March 4th, 2010
|07:36 am - Past-Present|
I wish that I could push a button/ and talk in the past, not in the present tense--"Brilliant Mistake," Elvis Costello
Yesterday my friend and home-repair person put up new light fixtures in my kitchen and in the process took down the old fluorescent fixtures original to the house. Underneath the old fixtures are deep round holes, open to the beam above; the ceiling there is unpainted, still bearing pencil-marked notes. Until Monday and the rest of the repair, the new track-lighting fixtures will hang uneasily below the past.
Yesterday I finished reading Major Pettigrew's Last Stand by Helen Simonson, a comic, poignant novel which feels old and new at the same time. It's an English-village comedy, with Austen-like social observation and with undercurrents of grief, but it's set in the present; the central character -- Major Ernest Pettigrew, a sixty-eight-year-old retired army officer and widower -- forms a connection with Mrs Jasmina Ali, who works at the corner shop. Awkwardness (social and personal) and sweetness ensue.
Yesterday I spent an hour looking at a draft of a new short story. It's in past tense, but perhaps it should be in present. Or perhaps it should drift between the two. Or... I hang uneasily over the keyboard, trapped between past and present, unable to decide.

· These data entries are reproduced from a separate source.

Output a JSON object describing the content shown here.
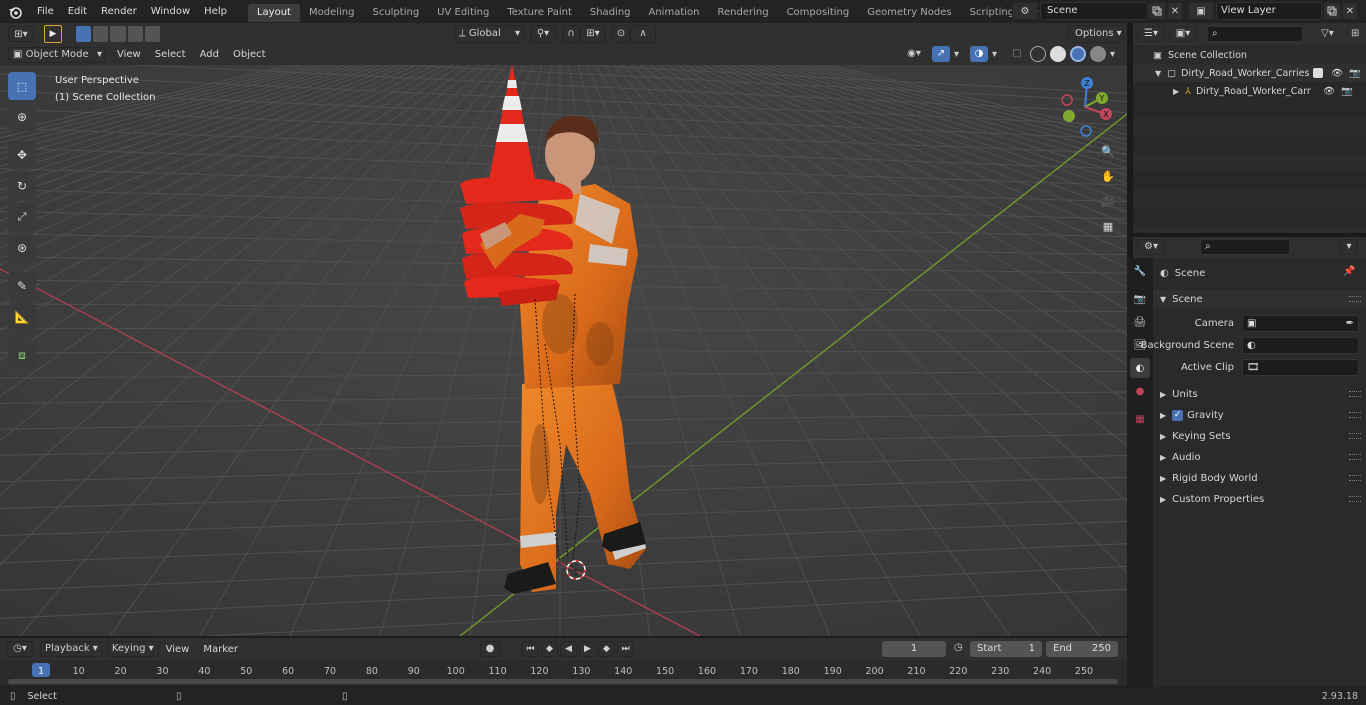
{
  "menu": [
    "File",
    "Edit",
    "Render",
    "Window",
    "Help"
  ],
  "workspace_tabs": [
    "Layout",
    "Modeling",
    "Sculpting",
    "UV Editing",
    "Texture Paint",
    "Shading",
    "Animation",
    "Rendering",
    "Compositing",
    "Geometry Nodes",
    "Scripting"
  ],
  "active_workspace": "Layout",
  "scene_name": "Scene",
  "view_layer_name": "View Layer",
  "viewport_header": {
    "mode": "Object Mode",
    "menus": [
      "View",
      "Select",
      "Add",
      "Object"
    ],
    "transform_orientation": "Global",
    "options_label": "Options"
  },
  "viewport_overlay": {
    "perspective": "User Perspective",
    "collection": "(1) Scene Collection"
  },
  "gizmo_axes": {
    "z": "Z",
    "y": "Y",
    "x": "X"
  },
  "outliner": {
    "root": "Scene Collection",
    "items": [
      {
        "label": "Dirty_Road_Worker_Carries_C"
      },
      {
        "label": "Dirty_Road_Worker_Carr"
      }
    ]
  },
  "properties": {
    "context_title": "Scene",
    "panel_title": "Scene",
    "fields": [
      {
        "label": "Camera",
        "value": ""
      },
      {
        "label": "Background Scene",
        "value": ""
      },
      {
        "label": "Active Clip",
        "value": ""
      }
    ],
    "subpanels": [
      "Units",
      "Gravity",
      "Keying Sets",
      "Audio",
      "Rigid Body World",
      "Custom Properties"
    ],
    "gravity_checked": true
  },
  "timeline_header": {
    "menus": [
      "Playback",
      "Keying",
      "View",
      "Marker"
    ],
    "current_frame": "1",
    "start_label": "Start",
    "start_value": "1",
    "end_label": "End",
    "end_value": "250"
  },
  "timeline_ticks": [
    "1",
    "10",
    "20",
    "30",
    "40",
    "50",
    "60",
    "70",
    "80",
    "90",
    "100",
    "110",
    "120",
    "130",
    "140",
    "150",
    "160",
    "170",
    "180",
    "190",
    "200",
    "210",
    "220",
    "230",
    "240",
    "250"
  ],
  "status": {
    "left": "Select",
    "version": "2.93.18"
  },
  "colors": {
    "accent": "#4772b3",
    "x_axis": "#c2455a",
    "y_axis": "#7fa832",
    "z_axis": "#3d82d6",
    "vest": "#e8751f",
    "cone": "#e3291c"
  }
}
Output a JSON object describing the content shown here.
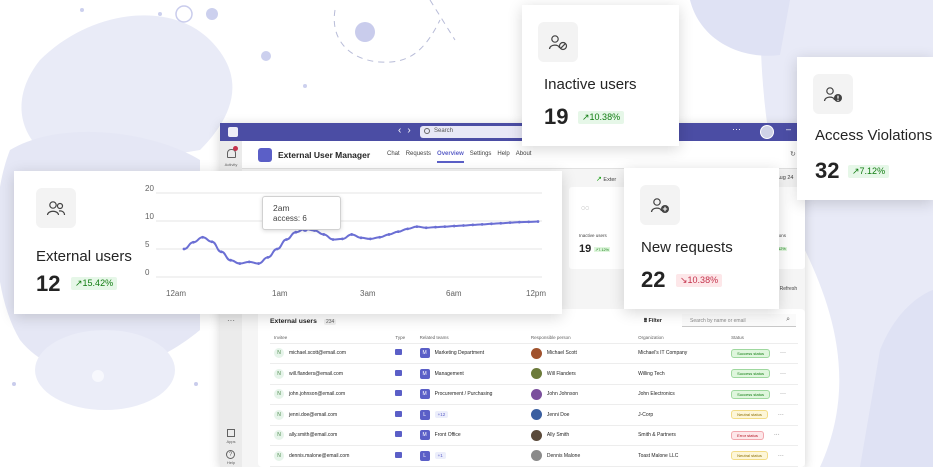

Yesterday the Dog of the House stopped limping. In one step she was, in another she wasn't.
Better to live in the present, perhaps...
May past be prologue to your present pleasures at the end of this week!
|Date:||March 4th, 2010 12:49 pm (UTC)|| |
I'm glad the Dog of the Hosue is doing better.
The Dog of the House is glad, too! :-)
[hugs and good thoughts to you, L]
Thank you, C, for kind thoughts -- I send them back to you! [brushes off dog-fur first]
Happy Thursday. :-)
|Date:||March 4th, 2010 01:52 pm (UTC)|| |
I'm glad that the Small Blonde One is on the mend.
How interesting to see what's under your old light fixtures, like a mini archaeological dig (only upside down).
The Blonde Dog thanks you!
And yes, it's fascinating to see the marks underneath the fixtures which had hung there for decades. (Or rather, fixture -- the original builders obviously used one for their scrawled template, because the other one has far fewer marks.)
Joy and warmth to you in the present!
I like things in the present tense, myself. And non-limping dogs, yay!
I have that book on reserve now. Thanks!
"Be present now" -- always a good thought. :-)
I enjoyed Simonson's book, and I hope you do too. Happy Thursday!
Better to live in the present - totally.
I hope your present day is wonderful! :-)
I'm much in mind of past and present at the moment, given my lifelong weakness for time travel stories, lately in the form of Doctor Who, Connie Willis's 'Blackout' (researchers from Oxford in 2060 go back to WWII), and Jeanette Winterson's 'Tanglewreck'. It seems part of us always longs to revisit the past, but another part knows all too well that this is fraught with peril. Which, er, doesn't help your present-or-past-tense ponder, does it? Personally, I would go for past.... I think.
Yay miraculous recovery from the Dog of the House!
The Dog of the House thanks you. :-)
And time travel is certainly a type of present-past confusion, absolutely. Enjoy your mental wanderings, and hugs on this Thursday!
Yes -- when I first read Pride and Prejudice (much later than one would expect), I had a strange yearning that Jane Austen had written my story, because all of that angst gets resolved so nicely. She seems so benevolent to her characters, and I wanted an author like that for me.
OTOH, maybe the past really doesn't go anywhere, and isn't really the past (and certainly wasn't much better than the present). Just, novels can have that tidy assurance that real life lacks.
In re: other post: layers, yum!
H-P, hi hi hi!
It's intriguing that you found Pride and Prejudice resolving all the angst... one of the things I like about Austen is that she does and yet doesn't. (She doesn't pretend Lydia and Wickham will have a good marriage, for instance.) Simonson does a similar thing -- the main story has a happy resolution, but there is sadness and lack of connection at the end as well.
Still, that's my swerve from the main focus of your comment, which is: 1) you say smart things about the past, and 2) you rock. (Also, 3) layers!)
Hugs a million and a good weekend!
Well, even as late as I read it, I'm sure I missed a lot, and only focused on the MAIN characters, as a lazy reader is wont to do.
I will put the Simonson on the summer reading list.
Major Pettigrew's Last Stand looks utterly charming, and my local library has a copy on order. I shall have to reserve it, when I next go in.
I have spent much of this week failing to write due to the demands of the Day Job. Indecision about where the story needs to go next may also have played a part.
Very glad to hear the Dog of the House is feeling better.
Happy Sunday to the pair of you!
Edited at 2010-03-07 11:06 am (UTC)
Hurrah for local libraries! :-)
I am v.v. sympathetic to the stresses of the Day Job -- I hope that you have time to explore the twists and turns of your story soon, though.
Happy Sunday, plus sun!